= WHAT YOU SHOULD DO =
The answer should be one number: how many lines in the records below contain the word "beantragen".

= RECORDS FOR THE EXERCISE =
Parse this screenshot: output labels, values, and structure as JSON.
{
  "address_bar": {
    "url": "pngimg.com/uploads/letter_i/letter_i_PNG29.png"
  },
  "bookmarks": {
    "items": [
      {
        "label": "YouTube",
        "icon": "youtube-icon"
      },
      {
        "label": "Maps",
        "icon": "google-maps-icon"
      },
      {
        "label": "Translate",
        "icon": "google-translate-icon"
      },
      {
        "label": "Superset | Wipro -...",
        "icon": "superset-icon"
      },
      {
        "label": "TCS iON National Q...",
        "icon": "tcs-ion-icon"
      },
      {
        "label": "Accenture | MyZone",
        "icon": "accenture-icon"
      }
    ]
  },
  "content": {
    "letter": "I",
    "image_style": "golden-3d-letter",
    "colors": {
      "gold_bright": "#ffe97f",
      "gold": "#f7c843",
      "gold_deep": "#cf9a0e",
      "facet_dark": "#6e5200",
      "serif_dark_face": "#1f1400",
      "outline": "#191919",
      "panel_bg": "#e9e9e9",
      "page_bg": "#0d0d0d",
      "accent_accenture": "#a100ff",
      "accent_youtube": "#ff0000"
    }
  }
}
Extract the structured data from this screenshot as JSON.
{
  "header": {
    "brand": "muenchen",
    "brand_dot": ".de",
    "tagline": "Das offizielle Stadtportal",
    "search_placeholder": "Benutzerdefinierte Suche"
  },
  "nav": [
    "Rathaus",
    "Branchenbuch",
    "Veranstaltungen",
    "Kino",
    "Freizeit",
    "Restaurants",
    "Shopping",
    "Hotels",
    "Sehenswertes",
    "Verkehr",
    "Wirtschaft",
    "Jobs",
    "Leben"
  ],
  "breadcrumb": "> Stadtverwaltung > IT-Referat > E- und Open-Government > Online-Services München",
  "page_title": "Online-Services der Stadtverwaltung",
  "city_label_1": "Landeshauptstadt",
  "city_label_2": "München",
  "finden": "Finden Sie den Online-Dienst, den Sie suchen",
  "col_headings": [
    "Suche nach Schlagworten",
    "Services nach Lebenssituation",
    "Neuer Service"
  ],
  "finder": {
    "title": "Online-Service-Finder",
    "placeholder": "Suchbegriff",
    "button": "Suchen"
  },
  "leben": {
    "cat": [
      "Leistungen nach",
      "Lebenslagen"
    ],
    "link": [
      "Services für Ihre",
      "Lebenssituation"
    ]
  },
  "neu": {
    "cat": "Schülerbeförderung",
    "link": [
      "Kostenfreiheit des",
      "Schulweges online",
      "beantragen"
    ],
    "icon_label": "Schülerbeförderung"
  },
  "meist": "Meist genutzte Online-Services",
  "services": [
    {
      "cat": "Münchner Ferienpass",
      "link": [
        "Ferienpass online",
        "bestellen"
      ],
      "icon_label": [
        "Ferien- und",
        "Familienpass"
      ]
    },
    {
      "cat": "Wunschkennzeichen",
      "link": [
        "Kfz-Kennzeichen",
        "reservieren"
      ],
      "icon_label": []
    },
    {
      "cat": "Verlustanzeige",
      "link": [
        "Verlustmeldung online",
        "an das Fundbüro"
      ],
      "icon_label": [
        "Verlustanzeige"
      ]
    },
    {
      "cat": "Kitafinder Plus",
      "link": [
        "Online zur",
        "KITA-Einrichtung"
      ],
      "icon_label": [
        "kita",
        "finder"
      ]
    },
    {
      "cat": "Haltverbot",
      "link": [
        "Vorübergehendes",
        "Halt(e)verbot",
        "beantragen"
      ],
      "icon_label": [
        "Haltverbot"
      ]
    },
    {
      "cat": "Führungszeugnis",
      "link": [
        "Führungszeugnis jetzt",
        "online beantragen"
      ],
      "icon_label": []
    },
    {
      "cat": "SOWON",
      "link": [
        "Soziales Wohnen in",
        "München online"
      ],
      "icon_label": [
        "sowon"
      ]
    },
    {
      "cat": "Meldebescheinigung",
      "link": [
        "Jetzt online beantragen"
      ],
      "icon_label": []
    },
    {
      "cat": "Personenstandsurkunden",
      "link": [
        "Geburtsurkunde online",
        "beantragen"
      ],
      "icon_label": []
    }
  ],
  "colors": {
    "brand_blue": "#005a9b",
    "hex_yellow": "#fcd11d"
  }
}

= EXERCISE RESULT =
5